HUNDREDS of people have voiced their displeasure at a proposed resort near Apollo Bay, voting unanimously to ask the Colac Otway Shire to oppose the planning application.
Otway Forum, a local ratepayers association, convened Friday’s public meeting at the Apollo Bay Youth Club, which drew a crowd of between 200-300 people.
The meeting – attended by local, state and federal government representatives – was called in response to the shire receiving a planning application for a $70 million development on Barham River Road, which would create a resort with 180 hotel rooms, 82 villas, a wellness centre, a 25-metre swimming pool, bar and restaurants in its first stage.
Public reaction to the proposal has been almost entirely negative, and there was loud applause from the audience at several points as people spoke against the resort.
Remarks by Objectors Inc president Warrick Ballinger were perhaps the most popular, ending in a standing ovation.
“We need to ask: is this style of proposal the best possible solution? Because if it proceeds, the sheer overwhelming scale and size precludes all other options,” he said. “By suggesting that if the community lets this proposal slip through unchallenged, we can then come and play in the swimming pool or there will be a kickback of some sort to various community groups, the developer has seriously misjudged the value that we, as a community, place on our chosen home, lifestyle and the beautiful natural environment.”
Polwarth MP Richard Riordan observed there would continue to be pressure to improve facilities and accommodation for tourists, particularly from overseas.
“You can’t imagine it away, you can’t stop it,” he said.
“If there’s one good thing that can come out of this meeting, it’s working more strongly with the shire so it is very clear about what types of development this community is prepared to accept, and what types are out of the question.”
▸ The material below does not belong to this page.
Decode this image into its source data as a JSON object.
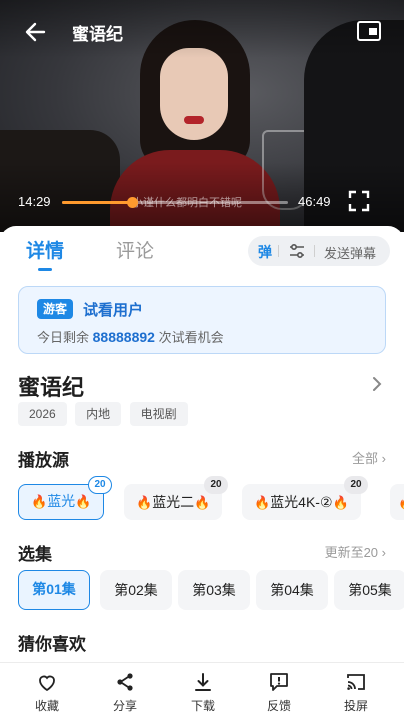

The shire has successfully asked Victorian Planning Minister Richard Wynne to call in the application, but Corangamite federal member Sarah Henderson believed the shire should have retained planning control and gone through the normal VCAT process, which would “give the community the maximum opportunity to have its say”.